6 Ways to be Supportive When Your Friend's Relationship is Falling Apart
"I TOLD you so"- she repeatedly said to me over the phone. I envisioned her on the other end, nodding up and down, time and again. We all saw it coming, didn’t we? I was an idiot and my relationship was a piece of shit. Still, nothing hurt more than coming to the realization that everyone was right about the person you'd been defending all along. Not only was I heartbroken, but I begun harboring resentment towards someone who meant so much to me.
No, not him. My girlfriend.

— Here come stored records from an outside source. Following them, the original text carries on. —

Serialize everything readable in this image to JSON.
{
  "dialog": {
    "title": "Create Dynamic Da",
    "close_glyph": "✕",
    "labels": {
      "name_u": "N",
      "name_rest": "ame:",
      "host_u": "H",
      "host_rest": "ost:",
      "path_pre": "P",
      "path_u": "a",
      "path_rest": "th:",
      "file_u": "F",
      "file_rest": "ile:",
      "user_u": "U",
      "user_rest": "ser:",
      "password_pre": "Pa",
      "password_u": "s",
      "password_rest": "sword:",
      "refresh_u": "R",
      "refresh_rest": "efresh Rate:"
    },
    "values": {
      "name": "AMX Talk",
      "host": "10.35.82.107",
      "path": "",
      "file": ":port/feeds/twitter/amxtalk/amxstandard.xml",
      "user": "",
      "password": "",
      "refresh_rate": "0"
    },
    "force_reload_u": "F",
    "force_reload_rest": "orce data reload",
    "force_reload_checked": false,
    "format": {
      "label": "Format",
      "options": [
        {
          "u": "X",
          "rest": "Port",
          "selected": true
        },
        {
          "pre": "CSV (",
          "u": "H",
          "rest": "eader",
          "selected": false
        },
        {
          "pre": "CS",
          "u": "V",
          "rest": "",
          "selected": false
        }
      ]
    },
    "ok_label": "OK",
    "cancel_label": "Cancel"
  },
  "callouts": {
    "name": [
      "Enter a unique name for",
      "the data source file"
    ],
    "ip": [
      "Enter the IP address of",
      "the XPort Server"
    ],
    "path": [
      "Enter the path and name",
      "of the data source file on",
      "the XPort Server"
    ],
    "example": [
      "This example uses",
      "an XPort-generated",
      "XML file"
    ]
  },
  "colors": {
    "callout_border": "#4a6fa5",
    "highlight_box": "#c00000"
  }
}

After such experience, I sincerely empathize with the helplessness my old girlfriend may have felt as I continued to engage in a cycle of toxic love. Unfortunately, these tumultuous relationships can place a great deal of tension on your friendships, instilling frustration and resentment. As an outsider, it's painful to see your friend suffering over something or someone you feel is unnecessary. It's important however, to know one's role and level of involvement while handling a situation this delicate in nature. Here are a few reminders on how to be just what your friend needs.
Have some empathy. I was amazed at how emotionally disconnected my friend was while handing me advice. Her heart wasn’t there and she couldn’t understand my pain. Have you placed yourself in his/her shoes? The beauty of empathizing with someone else’s feelings is that it will assist you in treating others the way you want to be treated. Not only will you remain humble at heart, but this quality will help you build a more compassionate character.
Don't rub it in. My girlfriend took any and every opportunity to insult my boyfriend and that really wasn’t fair. While all of your advice may be legitimate, there's only so many times someone wants to hear it. In fact, overstating your righteousness can be counterproductive. Bashing your friend’s companion could easily come back to haunt you if they decide to make amends. We ALL know how frequently this happens.
Don't tell her what she wants to hear. Personally, I’ve been guilty of sugarcoating a bad situation when giving advice. You don’t want to see her cry, you don’t want to make it worse, you’re afraid of her reaction. I get it, but you should never lie to your friend to avoid hurting her feelings. The truth comes first and will be most beneficial regardless of her final decision.
Watch how you say it. If you follow me on the Gram, you know I have the cutest little rat terrier. He (Gunner) is terrified of garbage bags but loves to go on walks (as with most dogs). My stepson and I love to play this game where we yell out ‘GARBAGE CANNN?!’ in the same tone that we usually say WALK and Gunner goes crazy with happiness. We get such a kick out the fact that he has no idea what he's agreeing to. As you can see it’s not always what you say, it’s how you say it. Unlike with Gunner, this involves much more than tone and pitch. Eye contact, gestures and even your facial expressions can influence the message you are trying to convey.
Learn to LISTEN. Previously, I had a bad case of finishing people’s sentences. Over time, I learned that saying nothing can be just as favorable as putting your thoughts out in the open. As much as you’re itching to let your two cents out, it isn’t always the necessity at the moment. It's important to decipher if you friend simply wants a shoulder to lean on (literally) or wants feedback.
Keep checking in. The last thing on my mind after my breakup was going out. I barely left the house and can't remember if I showered daily or not. I alienated myself from many friends as I just wanted to gather my thoughts and decide what my plan of action would be. Maybe your friend isn’t exactly in the mood to go get trashed ‘til 5 am with the girls, but wouldn’t mind dinner and movie night at her place. Do whatever she wants to do, whether it’s partying til the sun comes up or sulking at home with a bottle of wine. Sometimes you just need a minute. Or two. Send her a text, leave her a voice message or mail her a card. Show you care in any way that you can. She’ll come around because real friends do always do.
The changes in the dynamic of our friendship helped me realize how mindful one should be when dealing with another's feelings. While watching a friend endure a breakup, separation or divorce can be upsetting, you must learn your boundaries. Trusting that your friend will make the right decision is simply a part of the undertaking. Keep your communication authentic and use sympathy by all means necessary. Not only will you have helped a friend in need, but you will solidify the bonds that tie you both.